When she walked onto the court at Arthur Ashe Stadium on Monday evening, she sparkled like a starlet. She was a human kaleidoscope reflecting history, prejudices and possibilities. She removed her long shimmering overskirt and put it aside, like a superhero slipping off her wrap before settling into the very human business of a match that began, for her, shakily. She wore black – the antithesis of tennis whites. Her skirt fluttered as she ran and leaped. Her bloomers glittered. Her hair was adorned with crystals. And when she won, she twirled – a bit of girlish choreography that silently admonishes a culture that too often denies Black women lightness, freedom and whimsy.

Over her career, Williams has used fashion to distinguish herself, to entertain the masses, to create community with people who look like her. She’s eagerly modeled Virgil Abloh tutus on the tennis court. She made grand entrances at the Met gala dressed in a slinky Versace gown or a feather bedecked cape courtesy of Gucci. She wore cornrows and a fascinator to a British royal wedding. She’s donned a full body catsuit on the French Open court – for medical reasons, she said. But never has a compression garment in a warrior’s shimmering black caused such a stir.

Despite her long tenure at the top of her game, Williams didn’t change the fashion economy. She didn’t roust a quorum of designers from their set ways. No single person could. But she nudged the industry along so that it has become a bit more welcoming, a tad more inclusive, a smidgen less restrictive in its archetypes. Mostly, Williams forced the industry to create a custom-made space just for her.

In a Vogue video, she reminisces about her fashion looks and dissects her style over the years, acknowledging her transformation from a teenager with braids and braces to a woman whose physique defied cultural expectations about who could hold pride of place in an industry that long ago set out a rigid beauty hierarchy. She called herself a fashion icon. And to the extent that she set a standard, a precedent, on the tennis court that is true. She extended the list of women of whom the industry takes note, and by extension, values. Williams forced the industry to see her precisely as she is rather than as some confection that it created. And even now, despite all the social media posting, cultural politicking and identity parsing, it remains a substantial acknowledgment to be truly seen by a trillion-dollar industry with tremendous cultural clout.

Williams didn’t come to this place easily. Like most of her victories, she accomplished her breakthroughs with determination and mental toughness. It took both to brush off the insipid cruelty about her hair, her skin colour, her body, her everything. This is not ancient history. This kind of verbal antagonism and psychological gamesmanship isn’t even history. It’s ever present, always in danger of bubbling up in the guise of a joke, an unwitting comment or an intentional insult because one should never underestimate the human capacity for meanness in the name of superiority.
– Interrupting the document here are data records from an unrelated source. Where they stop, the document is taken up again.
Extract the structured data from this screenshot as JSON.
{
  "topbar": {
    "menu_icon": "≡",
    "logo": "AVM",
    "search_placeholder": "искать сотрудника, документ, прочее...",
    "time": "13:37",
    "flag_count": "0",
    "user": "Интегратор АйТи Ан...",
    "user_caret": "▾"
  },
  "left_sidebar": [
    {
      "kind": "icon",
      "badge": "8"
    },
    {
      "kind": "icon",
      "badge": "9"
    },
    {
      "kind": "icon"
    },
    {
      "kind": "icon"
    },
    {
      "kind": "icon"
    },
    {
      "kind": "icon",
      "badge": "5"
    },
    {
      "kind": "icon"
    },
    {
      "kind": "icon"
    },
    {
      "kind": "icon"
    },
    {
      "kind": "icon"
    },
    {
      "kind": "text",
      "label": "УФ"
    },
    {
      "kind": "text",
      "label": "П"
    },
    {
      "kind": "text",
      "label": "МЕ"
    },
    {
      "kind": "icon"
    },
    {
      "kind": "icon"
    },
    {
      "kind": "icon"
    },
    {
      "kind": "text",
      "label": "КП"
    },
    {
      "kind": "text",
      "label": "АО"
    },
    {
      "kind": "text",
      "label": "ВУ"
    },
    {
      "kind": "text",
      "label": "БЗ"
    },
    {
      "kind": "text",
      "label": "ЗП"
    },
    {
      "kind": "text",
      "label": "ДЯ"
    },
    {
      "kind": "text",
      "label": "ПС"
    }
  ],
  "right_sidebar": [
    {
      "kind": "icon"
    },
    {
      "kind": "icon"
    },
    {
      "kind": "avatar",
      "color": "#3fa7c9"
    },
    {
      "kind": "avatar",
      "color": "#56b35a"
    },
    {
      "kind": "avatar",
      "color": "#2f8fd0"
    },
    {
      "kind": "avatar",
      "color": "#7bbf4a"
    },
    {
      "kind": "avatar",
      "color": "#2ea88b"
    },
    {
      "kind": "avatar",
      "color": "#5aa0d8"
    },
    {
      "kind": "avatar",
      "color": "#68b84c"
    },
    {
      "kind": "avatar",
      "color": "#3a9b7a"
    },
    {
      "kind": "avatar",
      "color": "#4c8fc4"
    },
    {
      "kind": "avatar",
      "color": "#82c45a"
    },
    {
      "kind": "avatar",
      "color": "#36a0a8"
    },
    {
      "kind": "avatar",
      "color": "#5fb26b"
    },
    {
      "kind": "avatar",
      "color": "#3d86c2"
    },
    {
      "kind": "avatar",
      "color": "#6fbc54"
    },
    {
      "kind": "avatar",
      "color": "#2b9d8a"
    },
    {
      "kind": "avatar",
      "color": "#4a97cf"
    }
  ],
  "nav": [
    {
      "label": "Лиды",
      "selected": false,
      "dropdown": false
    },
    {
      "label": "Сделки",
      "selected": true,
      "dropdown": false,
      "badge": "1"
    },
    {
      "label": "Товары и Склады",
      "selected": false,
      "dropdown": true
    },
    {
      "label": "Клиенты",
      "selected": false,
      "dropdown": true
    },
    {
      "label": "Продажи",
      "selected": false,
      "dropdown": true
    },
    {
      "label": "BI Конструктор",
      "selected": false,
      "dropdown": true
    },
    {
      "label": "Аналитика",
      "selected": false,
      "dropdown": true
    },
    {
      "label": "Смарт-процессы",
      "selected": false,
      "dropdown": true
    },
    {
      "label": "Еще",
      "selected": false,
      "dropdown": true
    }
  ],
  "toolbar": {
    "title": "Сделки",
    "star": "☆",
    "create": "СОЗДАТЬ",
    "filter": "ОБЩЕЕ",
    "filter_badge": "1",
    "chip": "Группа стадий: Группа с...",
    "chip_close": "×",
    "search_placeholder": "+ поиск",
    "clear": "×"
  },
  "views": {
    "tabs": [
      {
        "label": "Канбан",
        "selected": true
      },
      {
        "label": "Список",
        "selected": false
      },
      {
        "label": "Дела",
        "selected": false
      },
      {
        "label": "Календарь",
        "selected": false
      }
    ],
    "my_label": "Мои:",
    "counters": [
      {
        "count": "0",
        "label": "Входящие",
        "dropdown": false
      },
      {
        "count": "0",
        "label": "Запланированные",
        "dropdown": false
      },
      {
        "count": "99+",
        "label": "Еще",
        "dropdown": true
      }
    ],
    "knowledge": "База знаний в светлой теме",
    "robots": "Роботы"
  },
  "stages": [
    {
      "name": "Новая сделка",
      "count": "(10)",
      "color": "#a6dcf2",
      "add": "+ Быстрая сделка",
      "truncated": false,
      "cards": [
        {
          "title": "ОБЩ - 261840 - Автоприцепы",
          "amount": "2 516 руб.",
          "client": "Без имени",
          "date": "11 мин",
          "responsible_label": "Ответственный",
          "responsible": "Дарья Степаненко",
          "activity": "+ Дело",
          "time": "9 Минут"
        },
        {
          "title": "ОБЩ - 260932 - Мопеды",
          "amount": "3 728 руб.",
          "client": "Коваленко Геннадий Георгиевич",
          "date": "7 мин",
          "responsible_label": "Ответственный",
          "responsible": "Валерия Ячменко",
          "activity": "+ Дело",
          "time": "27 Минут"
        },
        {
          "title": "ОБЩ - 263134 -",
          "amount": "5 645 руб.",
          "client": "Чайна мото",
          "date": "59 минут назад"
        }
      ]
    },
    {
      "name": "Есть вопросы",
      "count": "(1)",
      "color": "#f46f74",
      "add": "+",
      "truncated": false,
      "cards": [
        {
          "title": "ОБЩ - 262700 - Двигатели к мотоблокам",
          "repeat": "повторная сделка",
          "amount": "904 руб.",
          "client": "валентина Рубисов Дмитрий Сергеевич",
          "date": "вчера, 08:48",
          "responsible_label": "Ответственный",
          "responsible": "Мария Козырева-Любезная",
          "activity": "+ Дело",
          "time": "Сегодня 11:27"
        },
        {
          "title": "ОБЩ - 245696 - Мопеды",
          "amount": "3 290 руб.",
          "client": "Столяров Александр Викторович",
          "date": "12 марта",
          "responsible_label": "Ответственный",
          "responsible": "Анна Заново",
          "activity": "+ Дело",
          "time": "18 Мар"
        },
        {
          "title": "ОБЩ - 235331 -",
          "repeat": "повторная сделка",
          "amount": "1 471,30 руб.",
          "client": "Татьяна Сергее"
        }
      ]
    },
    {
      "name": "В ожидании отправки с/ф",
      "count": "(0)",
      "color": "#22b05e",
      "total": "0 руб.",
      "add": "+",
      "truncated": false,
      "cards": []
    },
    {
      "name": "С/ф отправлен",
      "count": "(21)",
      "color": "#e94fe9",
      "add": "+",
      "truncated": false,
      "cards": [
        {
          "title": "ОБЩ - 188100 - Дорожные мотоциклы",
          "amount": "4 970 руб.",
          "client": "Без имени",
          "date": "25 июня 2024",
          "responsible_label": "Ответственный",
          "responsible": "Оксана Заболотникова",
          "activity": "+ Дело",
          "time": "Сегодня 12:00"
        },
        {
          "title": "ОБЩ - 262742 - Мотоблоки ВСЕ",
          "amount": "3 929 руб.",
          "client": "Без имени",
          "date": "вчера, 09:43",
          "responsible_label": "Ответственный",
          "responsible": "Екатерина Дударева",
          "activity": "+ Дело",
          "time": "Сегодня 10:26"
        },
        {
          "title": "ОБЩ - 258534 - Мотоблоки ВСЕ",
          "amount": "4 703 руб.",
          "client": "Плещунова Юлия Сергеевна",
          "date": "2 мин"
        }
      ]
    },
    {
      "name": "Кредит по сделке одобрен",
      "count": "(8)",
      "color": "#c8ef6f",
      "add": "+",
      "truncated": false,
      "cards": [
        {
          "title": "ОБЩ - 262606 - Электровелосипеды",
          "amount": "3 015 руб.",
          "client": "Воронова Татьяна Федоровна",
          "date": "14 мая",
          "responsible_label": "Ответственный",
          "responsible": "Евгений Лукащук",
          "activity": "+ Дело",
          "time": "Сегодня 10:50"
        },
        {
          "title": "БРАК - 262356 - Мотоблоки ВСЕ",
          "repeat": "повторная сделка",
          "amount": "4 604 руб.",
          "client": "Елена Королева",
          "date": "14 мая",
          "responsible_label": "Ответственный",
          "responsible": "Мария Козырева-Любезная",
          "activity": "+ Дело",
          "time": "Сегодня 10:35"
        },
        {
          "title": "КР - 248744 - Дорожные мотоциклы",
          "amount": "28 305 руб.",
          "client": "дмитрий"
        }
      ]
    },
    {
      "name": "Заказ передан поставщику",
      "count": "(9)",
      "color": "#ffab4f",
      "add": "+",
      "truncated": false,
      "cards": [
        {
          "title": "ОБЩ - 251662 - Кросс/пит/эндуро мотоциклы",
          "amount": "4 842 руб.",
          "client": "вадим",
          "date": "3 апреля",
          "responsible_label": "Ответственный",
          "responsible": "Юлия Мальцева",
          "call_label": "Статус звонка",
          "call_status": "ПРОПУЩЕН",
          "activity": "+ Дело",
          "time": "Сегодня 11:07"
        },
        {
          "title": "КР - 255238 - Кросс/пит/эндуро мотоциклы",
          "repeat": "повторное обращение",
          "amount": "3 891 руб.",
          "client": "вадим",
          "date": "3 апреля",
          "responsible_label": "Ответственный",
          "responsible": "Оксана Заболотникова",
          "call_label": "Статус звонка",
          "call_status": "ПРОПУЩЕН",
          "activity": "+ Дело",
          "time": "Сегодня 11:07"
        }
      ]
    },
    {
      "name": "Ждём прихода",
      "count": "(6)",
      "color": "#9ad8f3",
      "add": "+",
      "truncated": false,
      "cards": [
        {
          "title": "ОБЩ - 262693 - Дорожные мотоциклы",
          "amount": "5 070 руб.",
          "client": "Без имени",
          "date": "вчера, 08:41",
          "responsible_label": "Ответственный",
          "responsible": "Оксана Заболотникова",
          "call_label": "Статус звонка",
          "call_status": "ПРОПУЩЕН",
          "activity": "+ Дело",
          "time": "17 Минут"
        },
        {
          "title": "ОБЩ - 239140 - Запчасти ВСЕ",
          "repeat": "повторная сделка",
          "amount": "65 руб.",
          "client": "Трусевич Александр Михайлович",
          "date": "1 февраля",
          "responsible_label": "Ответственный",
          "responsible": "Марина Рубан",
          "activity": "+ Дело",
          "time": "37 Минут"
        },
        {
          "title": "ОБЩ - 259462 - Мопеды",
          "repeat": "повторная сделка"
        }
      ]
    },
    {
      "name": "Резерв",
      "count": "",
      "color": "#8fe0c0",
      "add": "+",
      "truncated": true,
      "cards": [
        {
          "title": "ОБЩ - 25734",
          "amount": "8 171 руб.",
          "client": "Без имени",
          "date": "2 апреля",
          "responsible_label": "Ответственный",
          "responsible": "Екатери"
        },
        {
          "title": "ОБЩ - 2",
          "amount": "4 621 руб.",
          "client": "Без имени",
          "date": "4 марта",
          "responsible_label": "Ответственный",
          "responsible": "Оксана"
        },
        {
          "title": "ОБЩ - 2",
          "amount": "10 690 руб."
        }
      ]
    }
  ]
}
The default physique of the beautiful people remains one that is long and lean. Everything else falls under the banner of inclusive. Williams is a one-off. She established a mutually beneficial relationship with fashion. She allowed it to participate in her success, to feed off her greatness. To revel in her wins and very few losses. In return, it let her into the club. On her own terms.

Her game is data. Her womanliness is a matter of personal conviction. Both are singular, enduring victories.

Robin Givhan is senior critic-at-large writing about politics, race and the arts.

This article was first published in the Washington Post